Tomorrow will be number nine of the 20 scheduled radiation treatments I’m currently undergoing. So far, no obvious side effects–not even a breast tan. Today I fell into chatting with two fellow radiation patients while we waited together in the waiting room. One, a young college student, today marked her next-to-last session. She had an aggressive tumor removed from her brain and will have undergone 30 rad treatments, just to–as her doctors say, “make sure any miniscule bad cells were hiding in there. I failed to register in my memory the cancer site of the other woman who looked to be in her early 60, perhaps ovarian but I’m not sure. Her initial scan showed no surviving cancer cells, but I was struck by her remark–done in a “thinking out loud” sort of way–that survival rate for her cancer on a first-round basis was generally good, but NOT so good should she suffer a relapse. After her topical radiation is finished–6 more of 25–she’ll be back to undergo more radiation therapy, this time internal.
What I learned from this casual but surprisingly intimate conversation with strangers is that we all learn to cope, but we have in common that every one of us looks at life a little differently as a result of the experience. It’s probably redundant to say that we’ve all learned to separate the small stuff from the important stuff. Even better we now really understand that most stuff is small stuff, that’s just the way it is, and it’s too bad it takes a life altering experience to drive it home.
I was particularly struck by a remark from the older woman, that if by some magic she were given the opportunity to live her life completely over except without the cancer, she would say no. We all agreed we’ll never feel completely free anymore; there will always be that nagging fear no matter what all the scans reveal that it’ll come back.
That said, I think it’s a good idea to end the week, even though technically it’s not over, with a spot of humor.
* * * * * * *
After closing time at the bar, a drunk was proudly showing off his new apartment to a couple of his friends. He led the way to his bedroom where there was a big brass gong and a mallet.
“What’s up with the big brass gong?” one of his guests asked.
“It’s not a gong. It’s a talking clock,” the drunk said.
“A talking clock? Seriously?” asked his astonished friend.
“Yup,” replied the drunk.
“How’s it work?” the friend asked, squinting at it.
“Watch,” the drunk replied. He picked up the mallet, gave the gong an ear-shattering pound and stepped back.
The three stood looking at one another for a moment.
Suddenly a voice on the other side of the wall screamed …
“You asshole! It’s three-fifteen in the morning!”
Alice – Today I was chatting online to a cancer survivor (her term). It is twenty years since she was diagnosed and had two surgeries for breast cancer. Now that is the best news I heard today, I hope it helps you on your journey.
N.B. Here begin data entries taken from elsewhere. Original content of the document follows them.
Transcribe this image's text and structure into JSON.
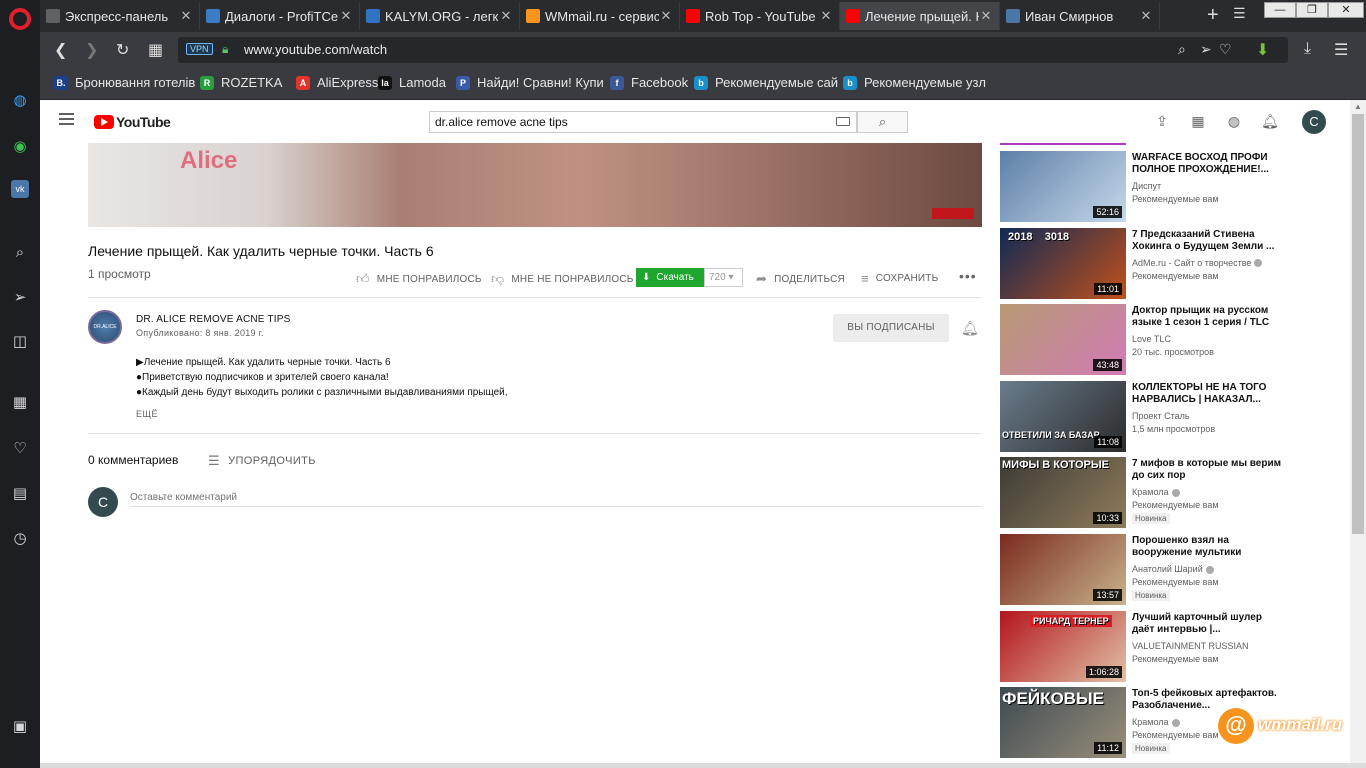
{
  "browser": {
    "tabs": [
      {
        "title": "Экспресс-панель",
        "favicon_color": "#5f6368",
        "active": false
      },
      {
        "title": "Диалоги - ProfiTCen",
        "favicon_color": "#3b7cc4",
        "active": false
      },
      {
        "title": "KALYM.ORG - легкие",
        "favicon_color": "#2f74c0",
        "active": false
      },
      {
        "title": "WMmail.ru - сервис",
        "favicon_color": "#f7941d",
        "active": false
      },
      {
        "title": "Rob Top - YouTube",
        "favicon_color": "#ff0000",
        "active": false
      },
      {
        "title": "Лечение прыщей. Ка",
        "favicon_color": "#ff0000",
        "active": true
      },
      {
        "title": "Иван Смирнов",
        "favicon_color": "#4a76a8",
        "active": false
      }
    ],
    "new_tab_label": "+",
    "url_vpn_label": "VPN",
    "url": "www.youtube.com/watch",
    "bookmarks": [
      {
        "label": "Бронювання готелів",
        "icon_letter": "B.",
        "color": "#1a3f8c"
      },
      {
        "label": "ROZETKA",
        "icon_letter": "R",
        "color": "#2a9d3e"
      },
      {
        "label": "AliExpress",
        "icon_letter": "A",
        "color": "#e4332a"
      },
      {
        "label": "Lamoda",
        "icon_letter": "la",
        "color": "#111111"
      },
      {
        "label": "Найди! Сравни! Купи",
        "icon_letter": "P",
        "color": "#3a5ca8"
      },
      {
        "label": "Facebook",
        "icon_letter": "f",
        "color": "#3b5998"
      },
      {
        "label": "Рекомендуемые сай",
        "icon_letter": "b",
        "color": "#1b8fc9"
      },
      {
        "label": "Рекомендуемые узл",
        "icon_letter": "b",
        "color": "#1b8fc9"
      }
    ]
  },
  "youtube": {
    "logo_text": "YouTube",
    "search_value": "dr.alice remove acne tips",
    "user_initial": "C",
    "video": {
      "overlay_text": "Alice",
      "title": "Лечение прыщей. Как удалить черные точки. Часть 6",
      "views": "1 просмотр",
      "like_label": "МНЕ ПОНРАВИЛОСЬ",
      "dislike_label": "МНЕ НЕ ПОНРАВИЛОСЬ",
      "download_label": "Скачать",
      "download_count": "720",
      "share_label": "ПОДЕЛИТЬСЯ",
      "save_label": "СОХРАНИТЬ"
    },
    "channel": {
      "name": "DR. ALICE REMOVE ACNE TIPS",
      "published": "Опубликовано: 8 янв. 2019 г.",
      "subscribed_label": "ВЫ ПОДПИСАНЫ"
    },
    "description": [
      "▶Лечение прыщей. Как удалить черные точки. Часть 6",
      "●Приветствую подписчиков и зрителей своего канала!",
      "●Каждый день будут выходить ролики с различными выдавливаниями прыщей,"
    ],
    "show_more": "ЕЩЁ",
    "comments": {
      "count_label": "0 комментариев",
      "sort_label": "УПОРЯДОЧИТЬ",
      "placeholder": "Оставьте комментарий",
      "user_initial": "C"
    },
    "recommendations": [
      {
        "title": "WARFACE ВОСХОД ПРОФИ ПОЛНОЕ ПРОХОЖДЕНИЕ!...",
        "channel": "Диспут",
        "verified": false,
        "stats": "Рекомендуемые вам",
        "duration": "52:16",
        "badge": "",
        "thumb_text": "",
        "c1": "#5d7fa8",
        "c2": "#c6d8ea"
      },
      {
        "title": "7 Предсказаний Стивена Хокинга о Будущем Земли ...",
        "channel": "AdMe.ru - Сайт о творчестве",
        "verified": true,
        "stats": "Рекомендуемые вам",
        "duration": "11:01",
        "badge": "",
        "thumb_text": "2018    3018",
        "c1": "#0f2a55",
        "c2": "#c2501b"
      },
      {
        "title": "Доктор прыщик на русском языке 1 сезон 1 серия / TLC",
        "channel": "Love TLC",
        "verified": false,
        "stats": "20 тыс. просмотров",
        "duration": "43:48",
        "badge": "",
        "thumb_text": "",
        "c1": "#b79a74",
        "c2": "#d17bb5"
      },
      {
        "title": "КОЛЛЕКТОРЫ НЕ НА ТОГО НАРВАЛИСЬ | НАКАЗАЛ...",
        "channel": "Проект Сталь",
        "verified": false,
        "stats": "1,5 млн просмотров",
        "duration": "11:08",
        "badge": "",
        "thumb_text": "ОТВЕТИЛИ ЗА БАЗАР",
        "c1": "#6a7c8c",
        "c2": "#2b2b2b"
      },
      {
        "title": "7 мифов в которые мы верим до сих пор",
        "channel": "Крамола",
        "verified": true,
        "stats": "Рекомендуемые вам",
        "duration": "10:33",
        "badge": "Новинка",
        "thumb_text": "МИФЫ В КОТОРЫЕ",
        "c1": "#3c3a36",
        "c2": "#8f7d5b"
      },
      {
        "title": "Порошенко взял на вооружение мультики",
        "channel": "Анатолий Шарий",
        "verified": true,
        "stats": "Рекомендуемые вам",
        "duration": "13:57",
        "badge": "Новинка",
        "thumb_text": "",
        "c1": "#7a2a1f",
        "c2": "#c9b38c"
      },
      {
        "title": "Лучший карточный шулер даёт интервью |...",
        "channel": "VALUETAINMENT RUSSIAN",
        "verified": false,
        "stats": "Рекомендуемые вам",
        "duration": "1:06:28",
        "badge": "",
        "thumb_text": "РИЧАРД ТЕРНЕР",
        "c1": "#b3141b",
        "c2": "#e0c2a8"
      },
      {
        "title": "Топ-5 фейковых артефактов. Разоблачение...",
        "channel": "Крамола",
        "verified": true,
        "stats": "Рекомендуемые вам",
        "duration": "11:12",
        "badge": "Новинка",
        "thumb_text": "ФЕЙКОВЫЕ",
        "c1": "#3d4a52",
        "c2": "#9a8f7a"
      }
    ]
  },
  "watermark": {
    "symbol": "@",
    "text": "wmmail.ru"
  }
}
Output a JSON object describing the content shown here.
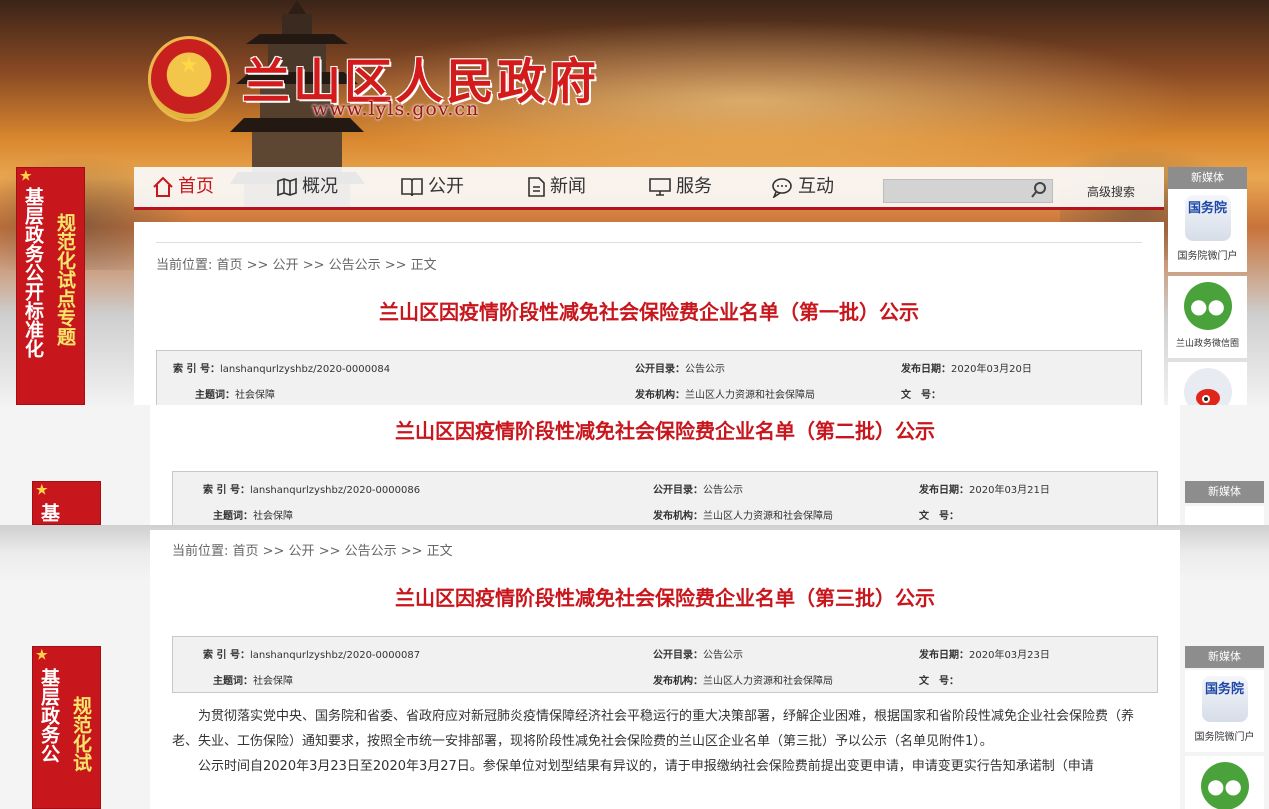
{
  "header": {
    "site_title": "兰山区人民政府",
    "site_url": "www.lyls.gov.cn"
  },
  "ribbon": {
    "col1": "基层政务公开标准化",
    "col2": "规范化试点专题",
    "col1_short": "基",
    "col1_mid": "基层政务公",
    "col2_mid": "规范化试"
  },
  "nav": {
    "items": [
      {
        "label": "首页",
        "icon": "home-icon"
      },
      {
        "label": "概况",
        "icon": "map-icon"
      },
      {
        "label": "公开",
        "icon": "book-icon"
      },
      {
        "label": "新闻",
        "icon": "document-icon"
      },
      {
        "label": "服务",
        "icon": "monitor-icon"
      },
      {
        "label": "互动",
        "icon": "chat-icon"
      }
    ],
    "search_placeholder": "",
    "advanced_search": "高级搜索"
  },
  "sidebar": {
    "head": "新媒体",
    "gwy_logo": "国务院",
    "gwy_label": "国务院微门户",
    "wx_label": "兰山政务微信圈",
    "gwy_label_bottom": "国务院微门户"
  },
  "breadcrumb": "当前位置: 首页 >> 公开 >> 公告公示 >> 正文",
  "docs": [
    {
      "title": "兰山区因疫情阶段性减免社会保险费企业名单（第一批）公示",
      "index_label": "索 引 号：",
      "index": "lanshanqurlzyshbz/2020-0000084",
      "catalog_label": "公开目录：",
      "catalog": "公告公示",
      "date_label": "发布日期：",
      "date": "2020年03月20日",
      "topic_label": "主题词：",
      "topic": "社会保障",
      "org_label": "发布机构：",
      "org": "兰山区人力资源和社会保障局",
      "docno_label": "文　号："
    },
    {
      "title": "兰山区因疫情阶段性减免社会保险费企业名单（第二批）公示",
      "index_label": "索 引 号：",
      "index": "lanshanqurlzyshbz/2020-0000086",
      "catalog_label": "公开目录：",
      "catalog": "公告公示",
      "date_label": "发布日期：",
      "date": "2020年03月21日",
      "topic_label": "主题词：",
      "topic": "社会保障",
      "org_label": "发布机构：",
      "org": "兰山区人力资源和社会保障局",
      "docno_label": "文　号："
    },
    {
      "title": "兰山区因疫情阶段性减免社会保险费企业名单（第三批）公示",
      "index_label": "索 引 号：",
      "index": "lanshanqurlzyshbz/2020-0000087",
      "catalog_label": "公开目录：",
      "catalog": "公告公示",
      "date_label": "发布日期：",
      "date": "2020年03月23日",
      "topic_label": "主题词：",
      "topic": "社会保障",
      "org_label": "发布机构：",
      "org": "兰山区人力资源和社会保障局",
      "docno_label": "文　号："
    }
  ],
  "body": {
    "para1": "为贯彻落实党中央、国务院和省委、省政府应对新冠肺炎疫情保障经济社会平稳运行的重大决策部署，纾解企业困难，根据国家和省阶段性减免企业社会保险费（养老、失业、工伤保险）通知要求，按照全市统一安排部署，现将阶段性减免社会保险费的兰山区企业名单（第三批）予以公示（名单见附件1）。",
    "para2": "公示时间自2020年3月23日至2020年3月27日。参保单位对划型结果有异议的，请于申报缴纳社会保险费前提出变更申请，申请变更实行告知承诺制（申请"
  },
  "colors": {
    "brand_red": "#c8161d",
    "nav_line": "#b5141b"
  }
}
I liked your story, it made me smile
You sound pretty good!
I’m glad you took the opportunity to chat with the other women.
And yes, as you wrote me today, very often – humor will help us over the rough spots :).
It sounds like there is plenty of anxiety in the life of cancer patients. It still is hard for me to realize how quickly it all becomes too real once it strikes.
The joke did make both Lynn and I laugh out loud!
HAHA, that’s great!
Oh, yes, the cancer or the diseases we all have change everything. I always pass on what one AIDS patient said, “Nothing matters but love.”
Thank you so much for the news….and especially for the laugh. I loved it.
Every stuff you are uncomfortable with is small stuff It is hedonism to retain the comfortable one under the assumption that it is great stuff. Take both along in life.
Great joke! Amen to sweating the small stuff. The manner in which we handle the big stuff shows the kind of character we have. In other words, you are quite a character.
OKOK, that was last week and we have now moved into this week. How are ya? We care.
Award for you over at mine!